Problem to work on ::
Looking through the entries, count each line where the string "Chimes" occurs, and write only the total.

Dataset content ::

########

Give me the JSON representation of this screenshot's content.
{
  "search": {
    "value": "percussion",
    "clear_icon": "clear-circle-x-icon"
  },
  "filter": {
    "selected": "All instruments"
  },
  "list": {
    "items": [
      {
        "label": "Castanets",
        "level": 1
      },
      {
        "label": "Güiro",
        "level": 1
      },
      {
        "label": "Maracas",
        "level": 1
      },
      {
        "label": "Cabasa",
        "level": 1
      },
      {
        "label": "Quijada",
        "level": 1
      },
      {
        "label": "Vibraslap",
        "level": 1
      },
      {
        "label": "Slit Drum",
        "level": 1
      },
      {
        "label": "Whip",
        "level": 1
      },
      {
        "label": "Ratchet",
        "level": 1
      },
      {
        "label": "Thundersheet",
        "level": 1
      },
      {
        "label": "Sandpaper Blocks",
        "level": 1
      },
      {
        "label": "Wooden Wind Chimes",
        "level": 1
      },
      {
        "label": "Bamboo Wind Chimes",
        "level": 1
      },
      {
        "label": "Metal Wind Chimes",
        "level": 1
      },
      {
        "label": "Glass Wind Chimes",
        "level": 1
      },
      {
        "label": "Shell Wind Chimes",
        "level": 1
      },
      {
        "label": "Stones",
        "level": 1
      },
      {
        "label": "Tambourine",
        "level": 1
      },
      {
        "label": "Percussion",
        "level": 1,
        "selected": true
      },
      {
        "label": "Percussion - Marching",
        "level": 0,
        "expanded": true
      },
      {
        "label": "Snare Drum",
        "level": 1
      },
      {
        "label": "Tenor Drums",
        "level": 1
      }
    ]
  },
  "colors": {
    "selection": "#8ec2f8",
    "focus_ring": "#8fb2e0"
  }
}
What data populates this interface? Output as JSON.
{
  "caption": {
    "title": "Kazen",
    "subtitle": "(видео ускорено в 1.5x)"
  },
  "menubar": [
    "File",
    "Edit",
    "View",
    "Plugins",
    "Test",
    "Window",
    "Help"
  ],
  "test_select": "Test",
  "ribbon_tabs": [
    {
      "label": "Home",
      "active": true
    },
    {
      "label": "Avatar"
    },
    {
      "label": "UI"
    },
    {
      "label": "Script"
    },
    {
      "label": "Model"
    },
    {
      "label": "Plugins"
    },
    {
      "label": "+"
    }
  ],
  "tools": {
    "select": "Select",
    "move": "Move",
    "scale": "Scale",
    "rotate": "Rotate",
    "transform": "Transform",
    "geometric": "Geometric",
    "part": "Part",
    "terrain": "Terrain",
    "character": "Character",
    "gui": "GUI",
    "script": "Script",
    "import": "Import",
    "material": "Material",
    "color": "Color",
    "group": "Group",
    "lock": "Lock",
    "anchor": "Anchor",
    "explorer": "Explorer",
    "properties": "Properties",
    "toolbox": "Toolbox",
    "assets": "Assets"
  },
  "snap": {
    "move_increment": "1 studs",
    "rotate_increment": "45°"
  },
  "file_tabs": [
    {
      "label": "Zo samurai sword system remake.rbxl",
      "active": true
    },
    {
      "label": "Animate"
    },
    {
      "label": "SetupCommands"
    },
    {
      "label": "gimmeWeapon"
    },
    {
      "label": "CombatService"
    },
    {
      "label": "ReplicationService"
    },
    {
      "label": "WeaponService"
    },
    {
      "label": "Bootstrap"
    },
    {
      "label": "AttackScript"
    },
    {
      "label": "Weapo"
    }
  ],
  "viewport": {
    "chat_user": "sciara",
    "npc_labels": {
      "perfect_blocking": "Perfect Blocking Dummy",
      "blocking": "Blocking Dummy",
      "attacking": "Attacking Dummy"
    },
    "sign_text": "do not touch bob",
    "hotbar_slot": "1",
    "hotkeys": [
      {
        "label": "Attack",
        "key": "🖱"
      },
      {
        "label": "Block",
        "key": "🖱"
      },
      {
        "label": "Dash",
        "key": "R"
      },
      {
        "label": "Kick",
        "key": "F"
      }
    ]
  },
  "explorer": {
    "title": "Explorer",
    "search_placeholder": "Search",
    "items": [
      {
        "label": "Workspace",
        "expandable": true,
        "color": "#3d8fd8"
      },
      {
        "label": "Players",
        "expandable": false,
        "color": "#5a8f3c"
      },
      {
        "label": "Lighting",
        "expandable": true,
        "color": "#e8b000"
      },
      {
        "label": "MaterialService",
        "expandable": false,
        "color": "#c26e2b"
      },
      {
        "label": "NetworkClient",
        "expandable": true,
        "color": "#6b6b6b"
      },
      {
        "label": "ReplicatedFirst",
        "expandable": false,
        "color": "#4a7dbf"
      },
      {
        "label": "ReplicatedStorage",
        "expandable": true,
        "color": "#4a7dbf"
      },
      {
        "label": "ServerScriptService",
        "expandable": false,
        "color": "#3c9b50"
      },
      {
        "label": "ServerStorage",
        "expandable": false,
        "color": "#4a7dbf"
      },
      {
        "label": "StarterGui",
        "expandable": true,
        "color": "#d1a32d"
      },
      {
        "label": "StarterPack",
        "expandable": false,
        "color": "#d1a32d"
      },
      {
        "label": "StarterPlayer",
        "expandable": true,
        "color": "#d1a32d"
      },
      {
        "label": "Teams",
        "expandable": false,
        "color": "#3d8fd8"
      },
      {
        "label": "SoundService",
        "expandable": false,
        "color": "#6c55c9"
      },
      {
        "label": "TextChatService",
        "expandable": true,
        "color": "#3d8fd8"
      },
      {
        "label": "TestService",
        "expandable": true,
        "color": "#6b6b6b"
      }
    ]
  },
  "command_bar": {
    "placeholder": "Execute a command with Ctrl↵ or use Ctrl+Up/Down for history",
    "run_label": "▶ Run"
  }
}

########

Written reply ::
5